The ongoing global shortage of helium was cited as contributing to plans to close 45 Party City stores and could also impact some key high-tech industries later this summer.

Helium, the second most plentiful element in the universe, has been hard to come by, acutely driving up the costs for the Party City chain and its customers. Most helium in the U.S. is a byproduct of drilling for natural gas.

Prices for the inert gas for the last year have been “volatile” for the past decade because of intermittent shortages, said Phil Kornbluth, a Bridgewater, N.J. consultant to the helium industry. Some suppliers have doubled the price in the past year, he said.

Kornbluth expects the scarcity to get much worse.

“The shortage will last all of this year and get really bad in the summer because the world’s largest plant in Wyoming is scheduled to take a five week shut down for maintenance," Kornbluth said. "That will take 23 per cent of the world supply off the market. "

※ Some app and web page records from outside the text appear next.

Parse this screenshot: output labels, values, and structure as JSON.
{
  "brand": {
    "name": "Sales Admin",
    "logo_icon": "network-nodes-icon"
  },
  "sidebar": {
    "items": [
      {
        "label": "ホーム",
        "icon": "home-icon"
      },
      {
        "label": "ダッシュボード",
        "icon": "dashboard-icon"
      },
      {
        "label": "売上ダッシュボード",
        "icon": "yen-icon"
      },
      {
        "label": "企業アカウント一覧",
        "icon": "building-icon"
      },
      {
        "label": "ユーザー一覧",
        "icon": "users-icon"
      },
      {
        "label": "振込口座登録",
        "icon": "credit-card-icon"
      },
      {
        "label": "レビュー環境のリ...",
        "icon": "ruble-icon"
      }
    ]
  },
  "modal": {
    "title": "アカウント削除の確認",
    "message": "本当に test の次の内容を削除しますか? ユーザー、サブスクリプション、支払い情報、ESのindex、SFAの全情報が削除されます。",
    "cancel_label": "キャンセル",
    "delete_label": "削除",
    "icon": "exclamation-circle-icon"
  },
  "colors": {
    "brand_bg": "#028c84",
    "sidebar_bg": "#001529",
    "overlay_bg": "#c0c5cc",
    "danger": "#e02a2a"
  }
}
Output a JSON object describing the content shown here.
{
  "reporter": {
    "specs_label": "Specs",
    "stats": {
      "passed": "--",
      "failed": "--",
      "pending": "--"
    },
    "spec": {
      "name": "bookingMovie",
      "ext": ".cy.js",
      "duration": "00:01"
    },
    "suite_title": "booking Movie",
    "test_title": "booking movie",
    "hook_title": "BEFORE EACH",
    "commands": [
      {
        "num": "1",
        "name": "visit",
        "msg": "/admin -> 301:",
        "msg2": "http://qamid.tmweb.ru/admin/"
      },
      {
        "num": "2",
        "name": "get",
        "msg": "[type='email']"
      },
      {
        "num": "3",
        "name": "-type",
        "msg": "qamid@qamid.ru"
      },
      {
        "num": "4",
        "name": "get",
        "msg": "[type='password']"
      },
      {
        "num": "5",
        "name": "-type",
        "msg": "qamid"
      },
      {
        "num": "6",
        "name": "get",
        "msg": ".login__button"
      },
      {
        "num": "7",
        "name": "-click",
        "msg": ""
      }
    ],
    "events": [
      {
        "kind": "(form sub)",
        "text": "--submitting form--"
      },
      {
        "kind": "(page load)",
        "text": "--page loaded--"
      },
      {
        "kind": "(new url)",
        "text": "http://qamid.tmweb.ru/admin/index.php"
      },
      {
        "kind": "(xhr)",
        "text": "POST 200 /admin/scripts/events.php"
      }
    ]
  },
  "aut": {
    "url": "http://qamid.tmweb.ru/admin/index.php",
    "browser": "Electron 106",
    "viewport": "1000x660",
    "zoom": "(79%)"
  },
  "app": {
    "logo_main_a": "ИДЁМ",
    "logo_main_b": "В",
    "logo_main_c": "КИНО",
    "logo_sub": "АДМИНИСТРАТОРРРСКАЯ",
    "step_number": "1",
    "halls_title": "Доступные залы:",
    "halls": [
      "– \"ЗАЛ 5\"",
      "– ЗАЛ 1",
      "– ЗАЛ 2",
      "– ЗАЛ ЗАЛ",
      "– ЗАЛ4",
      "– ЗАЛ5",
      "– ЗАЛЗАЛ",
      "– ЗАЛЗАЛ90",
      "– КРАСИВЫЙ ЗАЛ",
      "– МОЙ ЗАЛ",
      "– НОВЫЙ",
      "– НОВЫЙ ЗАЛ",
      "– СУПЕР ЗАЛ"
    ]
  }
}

“It won’t be a disaster for party balloons,” he said. “but there are other applications that will be hit hard. The semiconductor industry and optical fiber and aerospace industries like NASA, SpaceX and Blue Origin that need it for use it in their launches.” The gas is also used as a coolant in MRIs.

The 870-store Party City chain, based in Rockaway, N.J., saw an eight percent decline in the sales of its festive mylar balloons, said Party City CEO James M. Harrison. Its sales of helium-filled latex balloons have also taken a hit.

In an earnings call on Thursday, Harrison said Party City had signed a new agreement with a helium producer to increase availability of the inert gas. The contract, which remains under negotiation, will eliminate the shortfall and return the chain to a normal level of latex and metallic balloon sales. In the meantime Party City is "increasing product competency in the area of paper straws as part of our focus on environmental sustainability.”

Harrison said that Party City usually culls about 10 to 15 stores a year to optimize business performance. The stock (NASDAQ: PRTY) was trading at $8.07 late Friday afternoon, near its historical low, about half of its $16.80 high for the year.